• **What you are asked to do**
Tell how many lines in the data contain the string "count", using a single number as the whole reply.

Segment Start: Available data

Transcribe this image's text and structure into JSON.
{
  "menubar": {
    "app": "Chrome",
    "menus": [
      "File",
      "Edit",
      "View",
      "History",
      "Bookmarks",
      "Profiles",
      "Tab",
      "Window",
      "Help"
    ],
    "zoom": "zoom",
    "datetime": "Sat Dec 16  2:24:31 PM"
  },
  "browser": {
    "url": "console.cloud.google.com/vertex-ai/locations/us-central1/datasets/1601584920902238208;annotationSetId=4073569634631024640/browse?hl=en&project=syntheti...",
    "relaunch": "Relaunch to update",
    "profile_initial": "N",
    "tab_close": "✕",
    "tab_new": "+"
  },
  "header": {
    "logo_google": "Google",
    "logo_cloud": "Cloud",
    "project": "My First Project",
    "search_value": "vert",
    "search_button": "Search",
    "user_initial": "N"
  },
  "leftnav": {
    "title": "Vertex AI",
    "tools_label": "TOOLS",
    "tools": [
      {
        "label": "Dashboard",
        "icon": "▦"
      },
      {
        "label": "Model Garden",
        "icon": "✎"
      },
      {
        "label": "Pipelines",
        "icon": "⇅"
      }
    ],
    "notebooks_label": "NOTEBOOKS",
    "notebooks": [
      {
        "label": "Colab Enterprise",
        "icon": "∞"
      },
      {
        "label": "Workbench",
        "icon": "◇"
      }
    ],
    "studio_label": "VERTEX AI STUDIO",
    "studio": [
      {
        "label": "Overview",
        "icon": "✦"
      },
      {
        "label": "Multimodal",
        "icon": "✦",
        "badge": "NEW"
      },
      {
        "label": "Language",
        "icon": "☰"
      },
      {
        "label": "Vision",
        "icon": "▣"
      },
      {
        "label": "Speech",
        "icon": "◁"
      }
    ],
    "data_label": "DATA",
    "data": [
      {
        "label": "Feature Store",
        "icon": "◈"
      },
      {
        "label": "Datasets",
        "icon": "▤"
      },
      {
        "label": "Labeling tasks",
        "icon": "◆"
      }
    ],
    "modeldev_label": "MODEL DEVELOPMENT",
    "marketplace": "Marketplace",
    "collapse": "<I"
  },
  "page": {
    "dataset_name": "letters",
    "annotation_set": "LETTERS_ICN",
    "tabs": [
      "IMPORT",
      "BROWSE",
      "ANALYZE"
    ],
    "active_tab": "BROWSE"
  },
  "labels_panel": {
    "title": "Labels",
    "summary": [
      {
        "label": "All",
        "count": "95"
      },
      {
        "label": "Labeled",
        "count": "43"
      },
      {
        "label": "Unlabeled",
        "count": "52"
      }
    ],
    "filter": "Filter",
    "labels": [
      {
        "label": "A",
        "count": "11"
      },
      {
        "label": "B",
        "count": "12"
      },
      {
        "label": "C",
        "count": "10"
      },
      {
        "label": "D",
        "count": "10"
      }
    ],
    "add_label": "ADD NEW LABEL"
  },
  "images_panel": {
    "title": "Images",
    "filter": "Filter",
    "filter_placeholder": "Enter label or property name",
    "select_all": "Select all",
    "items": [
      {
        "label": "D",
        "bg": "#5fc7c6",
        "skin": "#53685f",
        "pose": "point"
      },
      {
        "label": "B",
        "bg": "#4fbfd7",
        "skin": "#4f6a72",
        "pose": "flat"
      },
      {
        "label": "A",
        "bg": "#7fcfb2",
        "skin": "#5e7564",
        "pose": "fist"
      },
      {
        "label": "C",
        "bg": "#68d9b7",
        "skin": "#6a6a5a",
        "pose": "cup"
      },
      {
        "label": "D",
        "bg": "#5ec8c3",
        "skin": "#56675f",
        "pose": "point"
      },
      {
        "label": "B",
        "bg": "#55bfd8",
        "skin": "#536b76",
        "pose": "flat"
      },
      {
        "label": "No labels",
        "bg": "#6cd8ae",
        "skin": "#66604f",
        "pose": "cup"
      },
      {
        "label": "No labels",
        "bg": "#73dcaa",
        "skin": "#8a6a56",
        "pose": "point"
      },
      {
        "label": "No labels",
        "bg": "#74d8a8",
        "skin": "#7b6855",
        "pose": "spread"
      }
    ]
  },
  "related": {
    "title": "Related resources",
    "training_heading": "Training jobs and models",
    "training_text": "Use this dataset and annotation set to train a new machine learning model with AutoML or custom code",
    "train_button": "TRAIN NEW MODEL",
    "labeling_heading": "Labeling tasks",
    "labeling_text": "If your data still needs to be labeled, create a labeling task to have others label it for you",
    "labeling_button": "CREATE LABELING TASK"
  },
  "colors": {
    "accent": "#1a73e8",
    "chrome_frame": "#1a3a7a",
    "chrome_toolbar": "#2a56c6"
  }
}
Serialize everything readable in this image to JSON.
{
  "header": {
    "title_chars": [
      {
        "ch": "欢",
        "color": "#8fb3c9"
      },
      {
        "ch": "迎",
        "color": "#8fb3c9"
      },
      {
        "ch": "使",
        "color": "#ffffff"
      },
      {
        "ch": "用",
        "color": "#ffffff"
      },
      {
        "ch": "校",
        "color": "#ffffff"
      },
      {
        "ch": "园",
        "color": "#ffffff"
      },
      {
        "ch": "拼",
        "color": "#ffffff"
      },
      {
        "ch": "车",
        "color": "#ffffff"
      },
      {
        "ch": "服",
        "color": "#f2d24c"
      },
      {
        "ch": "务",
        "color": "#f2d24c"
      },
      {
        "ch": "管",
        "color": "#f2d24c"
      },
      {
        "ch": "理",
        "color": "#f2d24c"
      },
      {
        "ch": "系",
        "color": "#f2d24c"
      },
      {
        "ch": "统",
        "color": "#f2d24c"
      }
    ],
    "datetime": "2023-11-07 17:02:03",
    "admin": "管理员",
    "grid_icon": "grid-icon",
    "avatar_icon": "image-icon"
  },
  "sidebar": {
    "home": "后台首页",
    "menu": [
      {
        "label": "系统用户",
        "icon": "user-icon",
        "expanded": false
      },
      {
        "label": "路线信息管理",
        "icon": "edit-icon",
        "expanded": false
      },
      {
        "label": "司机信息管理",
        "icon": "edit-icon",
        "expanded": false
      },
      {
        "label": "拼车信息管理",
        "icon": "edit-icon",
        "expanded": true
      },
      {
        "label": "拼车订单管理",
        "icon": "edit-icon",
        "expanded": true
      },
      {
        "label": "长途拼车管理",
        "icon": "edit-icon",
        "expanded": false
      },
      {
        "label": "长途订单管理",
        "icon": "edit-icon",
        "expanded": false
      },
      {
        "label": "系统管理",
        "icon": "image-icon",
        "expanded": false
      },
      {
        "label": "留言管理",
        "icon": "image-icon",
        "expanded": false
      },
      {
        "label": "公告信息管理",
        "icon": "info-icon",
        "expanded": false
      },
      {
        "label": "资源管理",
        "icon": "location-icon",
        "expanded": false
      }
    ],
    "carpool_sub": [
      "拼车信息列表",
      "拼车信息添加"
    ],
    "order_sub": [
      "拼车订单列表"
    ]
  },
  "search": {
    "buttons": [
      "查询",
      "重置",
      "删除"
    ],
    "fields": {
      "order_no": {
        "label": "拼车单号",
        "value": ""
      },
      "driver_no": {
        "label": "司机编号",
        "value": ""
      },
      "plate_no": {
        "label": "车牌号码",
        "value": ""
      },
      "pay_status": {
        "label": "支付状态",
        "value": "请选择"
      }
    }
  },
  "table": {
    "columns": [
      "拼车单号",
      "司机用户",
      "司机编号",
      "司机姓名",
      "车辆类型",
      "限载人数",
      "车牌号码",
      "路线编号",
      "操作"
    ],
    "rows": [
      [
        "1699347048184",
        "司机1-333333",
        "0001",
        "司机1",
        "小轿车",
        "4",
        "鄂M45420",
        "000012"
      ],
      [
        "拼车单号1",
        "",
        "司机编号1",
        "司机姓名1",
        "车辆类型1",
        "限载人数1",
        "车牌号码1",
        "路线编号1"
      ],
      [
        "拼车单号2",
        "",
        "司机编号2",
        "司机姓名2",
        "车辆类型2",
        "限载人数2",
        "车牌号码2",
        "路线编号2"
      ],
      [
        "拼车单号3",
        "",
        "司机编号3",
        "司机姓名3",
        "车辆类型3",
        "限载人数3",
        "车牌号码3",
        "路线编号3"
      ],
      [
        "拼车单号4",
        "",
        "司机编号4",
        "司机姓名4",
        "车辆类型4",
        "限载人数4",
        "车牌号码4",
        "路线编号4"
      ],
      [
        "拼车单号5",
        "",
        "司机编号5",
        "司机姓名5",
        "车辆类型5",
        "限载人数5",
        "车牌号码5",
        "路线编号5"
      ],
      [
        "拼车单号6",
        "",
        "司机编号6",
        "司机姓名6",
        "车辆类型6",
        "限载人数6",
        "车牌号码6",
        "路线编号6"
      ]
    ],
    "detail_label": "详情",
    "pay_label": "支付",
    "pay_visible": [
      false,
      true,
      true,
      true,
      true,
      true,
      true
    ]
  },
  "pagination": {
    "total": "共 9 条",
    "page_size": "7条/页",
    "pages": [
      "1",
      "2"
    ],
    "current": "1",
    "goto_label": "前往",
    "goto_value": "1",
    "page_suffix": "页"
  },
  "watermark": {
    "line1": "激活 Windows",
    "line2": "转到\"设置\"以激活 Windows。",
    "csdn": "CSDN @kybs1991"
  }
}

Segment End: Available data

• **Result of the task**
7